Sunflower Helianthus annuus, annual Easy to grow and useful all year-round, sunflowers are crowd-pleasers. Summer’s bright blooms bring joy to gardeners and pollinators, and naturally dried seeds provide local wildlife with a food source in winter. They thrive in most soil types and climates, as long as they’re in a sunny spot. Attracts: Light needs: Full sun. Size: Standard varieties grow up to 10 feet tall. Grown for: Sunflower heads contain 1,000 to 2,000 seeds and feed birds all year. Foliage: Stalks fade to brown in the winter. Cultivars to try: Super Snack Mix and Mammoth Russians produce an abundance of seeds. BIRD BENEFITS In summer, gather and dry sunflower heads (or simply skip pruning) to create a supply of high-fat seeds that last well into winter.…

2 min.
masked berry bandits

With bright pops of color, bold markings and slim, shiny bodies, cedar waxwings are a sight to behold. Their behavior is exciting to watch, and they snatch berries in their bills before swallowing them whole—sometimes while hovering underneath a branch. Waxwings sport sleek bodies with black masks over their eyes and a prominent tan crest atop their heads. The coloring of males and females is nearly identical. These distinctive birds are slightly smaller than a robin, with a large head and a short wide bill. Their wings are light gray, bellies are a soft yellow and tails have a bright yellow tip. “People love cedar waxwings because they are just so elegant,” says ornithologist Kevin McGowan of the Cornell Lab of Ornithology, one of the developers of the All About Birds website. Not…

4 min.
holiday favorites

1 Jerusalem cherry SOLANUM PSEUDOCAPSICUM These shrubby plants, also called Christmas cherry or winter cherry, produce bright white or mauve blooms that give way to red berrylike fruits. Plants reach 24 inches tall and sport smooth evergreen foliage. They prefer a bright spot that’s 70 degrees or cooler. The berries and leaves are poisonous, so keep plants out of reach of children and pets. Why we love it: Long-lasting berries add festive color to your decor. 2 Kalanchoe KALANCHOE BLOSSFELDIANA Clusters of star-shaped blooms in shades of red, yellow, pink, gold, orange or purple carpet these rounded succulents. Scalloped leaves set off the flowers and supply interest once blooms fade. Kalanchoe reach 12 inches wide and 18 inches tall, depending on variety. They require at least four hours of direct sunlight. Why we love it: Blooms provide…

2 min.
homegrown lemons

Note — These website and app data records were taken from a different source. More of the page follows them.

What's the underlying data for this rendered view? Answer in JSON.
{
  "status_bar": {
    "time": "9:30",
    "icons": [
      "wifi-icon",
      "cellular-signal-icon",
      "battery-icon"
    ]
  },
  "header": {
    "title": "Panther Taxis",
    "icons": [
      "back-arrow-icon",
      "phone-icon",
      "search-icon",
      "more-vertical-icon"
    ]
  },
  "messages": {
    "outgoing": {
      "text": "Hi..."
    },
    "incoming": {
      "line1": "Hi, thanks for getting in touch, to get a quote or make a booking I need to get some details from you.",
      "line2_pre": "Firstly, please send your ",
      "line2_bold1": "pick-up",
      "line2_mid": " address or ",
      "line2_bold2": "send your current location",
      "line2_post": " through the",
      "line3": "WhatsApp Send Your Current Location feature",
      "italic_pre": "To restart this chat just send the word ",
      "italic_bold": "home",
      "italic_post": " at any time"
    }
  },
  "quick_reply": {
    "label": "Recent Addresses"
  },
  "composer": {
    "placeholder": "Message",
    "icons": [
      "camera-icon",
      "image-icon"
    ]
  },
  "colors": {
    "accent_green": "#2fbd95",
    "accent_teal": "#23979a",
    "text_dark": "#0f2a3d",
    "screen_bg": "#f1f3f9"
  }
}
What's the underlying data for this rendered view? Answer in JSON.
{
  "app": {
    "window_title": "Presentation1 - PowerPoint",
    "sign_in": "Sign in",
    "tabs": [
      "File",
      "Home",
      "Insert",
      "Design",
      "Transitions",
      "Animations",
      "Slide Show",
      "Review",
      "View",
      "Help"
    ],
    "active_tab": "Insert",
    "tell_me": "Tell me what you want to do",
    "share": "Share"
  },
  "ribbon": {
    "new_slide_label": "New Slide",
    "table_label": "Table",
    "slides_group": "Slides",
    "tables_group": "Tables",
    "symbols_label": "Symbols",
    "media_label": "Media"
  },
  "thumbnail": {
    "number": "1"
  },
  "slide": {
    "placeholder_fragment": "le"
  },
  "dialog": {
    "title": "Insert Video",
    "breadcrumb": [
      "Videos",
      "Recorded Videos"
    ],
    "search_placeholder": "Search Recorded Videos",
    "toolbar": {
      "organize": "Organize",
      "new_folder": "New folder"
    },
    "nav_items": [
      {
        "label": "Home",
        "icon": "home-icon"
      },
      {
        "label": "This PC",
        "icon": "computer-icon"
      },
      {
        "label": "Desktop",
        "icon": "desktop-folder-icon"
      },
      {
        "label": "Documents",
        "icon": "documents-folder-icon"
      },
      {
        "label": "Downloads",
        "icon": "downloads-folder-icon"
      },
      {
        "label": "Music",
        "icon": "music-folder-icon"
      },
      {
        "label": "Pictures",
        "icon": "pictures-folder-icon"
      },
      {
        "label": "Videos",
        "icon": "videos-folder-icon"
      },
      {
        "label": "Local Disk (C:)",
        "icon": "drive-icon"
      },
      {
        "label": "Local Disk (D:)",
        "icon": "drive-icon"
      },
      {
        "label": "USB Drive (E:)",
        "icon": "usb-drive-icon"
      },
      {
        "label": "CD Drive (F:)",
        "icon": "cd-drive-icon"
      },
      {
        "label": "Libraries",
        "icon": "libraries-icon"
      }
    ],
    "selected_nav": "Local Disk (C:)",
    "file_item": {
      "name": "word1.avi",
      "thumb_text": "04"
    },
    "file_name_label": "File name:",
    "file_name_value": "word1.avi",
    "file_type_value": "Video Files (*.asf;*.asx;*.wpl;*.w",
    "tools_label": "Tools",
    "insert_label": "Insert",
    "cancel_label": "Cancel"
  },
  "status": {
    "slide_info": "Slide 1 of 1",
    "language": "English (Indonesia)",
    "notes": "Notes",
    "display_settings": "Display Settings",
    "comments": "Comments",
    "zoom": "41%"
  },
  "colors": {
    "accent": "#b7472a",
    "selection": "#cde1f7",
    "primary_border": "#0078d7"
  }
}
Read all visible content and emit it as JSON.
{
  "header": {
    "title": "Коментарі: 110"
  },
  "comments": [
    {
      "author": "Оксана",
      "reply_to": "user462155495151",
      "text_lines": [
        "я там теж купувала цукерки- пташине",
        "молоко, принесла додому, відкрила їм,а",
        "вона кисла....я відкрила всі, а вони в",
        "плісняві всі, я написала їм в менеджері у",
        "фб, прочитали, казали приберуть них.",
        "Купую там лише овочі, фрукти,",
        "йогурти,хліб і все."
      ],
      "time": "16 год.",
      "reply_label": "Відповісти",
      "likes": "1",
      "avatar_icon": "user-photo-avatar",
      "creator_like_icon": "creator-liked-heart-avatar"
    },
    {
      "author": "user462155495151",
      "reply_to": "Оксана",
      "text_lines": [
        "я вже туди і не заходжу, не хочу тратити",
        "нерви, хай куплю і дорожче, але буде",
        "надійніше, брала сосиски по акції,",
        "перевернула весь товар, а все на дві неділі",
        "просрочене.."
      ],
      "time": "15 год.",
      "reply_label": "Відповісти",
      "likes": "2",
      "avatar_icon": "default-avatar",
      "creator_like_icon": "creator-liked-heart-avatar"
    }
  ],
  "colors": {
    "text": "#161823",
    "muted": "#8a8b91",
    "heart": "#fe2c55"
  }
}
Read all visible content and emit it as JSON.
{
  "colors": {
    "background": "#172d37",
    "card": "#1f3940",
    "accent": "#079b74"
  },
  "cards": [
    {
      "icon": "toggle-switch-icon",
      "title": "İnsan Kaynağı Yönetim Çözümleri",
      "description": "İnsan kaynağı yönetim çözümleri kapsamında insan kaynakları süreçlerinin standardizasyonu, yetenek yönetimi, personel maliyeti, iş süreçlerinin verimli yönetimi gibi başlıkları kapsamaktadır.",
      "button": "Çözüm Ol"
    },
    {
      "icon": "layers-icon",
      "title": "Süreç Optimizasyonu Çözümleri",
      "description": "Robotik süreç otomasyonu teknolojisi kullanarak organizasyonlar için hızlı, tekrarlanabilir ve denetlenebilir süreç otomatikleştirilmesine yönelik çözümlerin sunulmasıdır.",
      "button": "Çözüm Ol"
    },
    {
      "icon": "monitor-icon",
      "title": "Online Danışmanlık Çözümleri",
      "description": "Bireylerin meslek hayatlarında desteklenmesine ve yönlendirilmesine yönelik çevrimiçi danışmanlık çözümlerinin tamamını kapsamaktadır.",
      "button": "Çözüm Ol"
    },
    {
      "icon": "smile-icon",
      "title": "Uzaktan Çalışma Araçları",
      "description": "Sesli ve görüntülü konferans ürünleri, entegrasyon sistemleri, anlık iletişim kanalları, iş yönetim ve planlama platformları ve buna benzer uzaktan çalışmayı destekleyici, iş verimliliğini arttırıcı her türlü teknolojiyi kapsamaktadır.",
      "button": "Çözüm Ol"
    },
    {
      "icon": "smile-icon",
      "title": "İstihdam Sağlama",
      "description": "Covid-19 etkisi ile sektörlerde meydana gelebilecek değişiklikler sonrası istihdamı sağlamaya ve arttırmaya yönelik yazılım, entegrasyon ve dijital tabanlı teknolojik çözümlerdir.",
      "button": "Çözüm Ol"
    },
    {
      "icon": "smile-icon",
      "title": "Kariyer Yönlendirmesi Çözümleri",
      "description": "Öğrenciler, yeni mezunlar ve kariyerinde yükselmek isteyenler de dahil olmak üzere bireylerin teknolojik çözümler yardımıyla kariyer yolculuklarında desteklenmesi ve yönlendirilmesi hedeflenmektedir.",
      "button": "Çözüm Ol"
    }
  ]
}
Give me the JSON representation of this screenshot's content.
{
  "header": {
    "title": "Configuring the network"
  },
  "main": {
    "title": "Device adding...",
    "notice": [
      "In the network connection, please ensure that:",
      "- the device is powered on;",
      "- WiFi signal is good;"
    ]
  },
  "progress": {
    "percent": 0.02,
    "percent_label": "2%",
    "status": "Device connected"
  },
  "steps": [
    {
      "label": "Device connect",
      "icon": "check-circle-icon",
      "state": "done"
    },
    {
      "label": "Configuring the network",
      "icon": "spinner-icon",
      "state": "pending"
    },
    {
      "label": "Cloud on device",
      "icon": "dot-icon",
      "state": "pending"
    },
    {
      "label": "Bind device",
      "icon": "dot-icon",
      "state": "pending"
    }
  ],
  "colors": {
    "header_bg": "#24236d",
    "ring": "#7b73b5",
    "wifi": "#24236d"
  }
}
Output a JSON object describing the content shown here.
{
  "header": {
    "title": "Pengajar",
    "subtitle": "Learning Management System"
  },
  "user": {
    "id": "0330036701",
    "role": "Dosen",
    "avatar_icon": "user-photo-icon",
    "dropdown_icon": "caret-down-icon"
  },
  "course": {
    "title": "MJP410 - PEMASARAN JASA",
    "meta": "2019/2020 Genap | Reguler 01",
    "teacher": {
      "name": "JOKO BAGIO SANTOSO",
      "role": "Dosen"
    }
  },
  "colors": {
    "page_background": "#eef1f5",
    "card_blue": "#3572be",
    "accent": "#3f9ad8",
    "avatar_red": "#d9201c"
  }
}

Lemons are among the easiest citrus to grow indoors and make thoughtful gifts. You provide the light, water and fertilizer, and they offer beautiful, aromatic flowers and homegrown lemons. According to Steven Biggs, the author of Grow Figs Where You Think You Can’t, scent one of the best reasons to grow an indoor lemon tree. “You can’t beat the smell of lemon blossoms—they’re a joy indoors when it’s gray outdoors.” Choose the Best Variety Many types of lemons do well when grown indoors, but Meyer is the most popular. Not only does it take well to container culture, but the fruits have a sweeter flavor, are less acidic and have thinner skin than many other varieties. Plants Versus Seeds Steven points out that while it’s possible to grow a lemon tree from a seed,…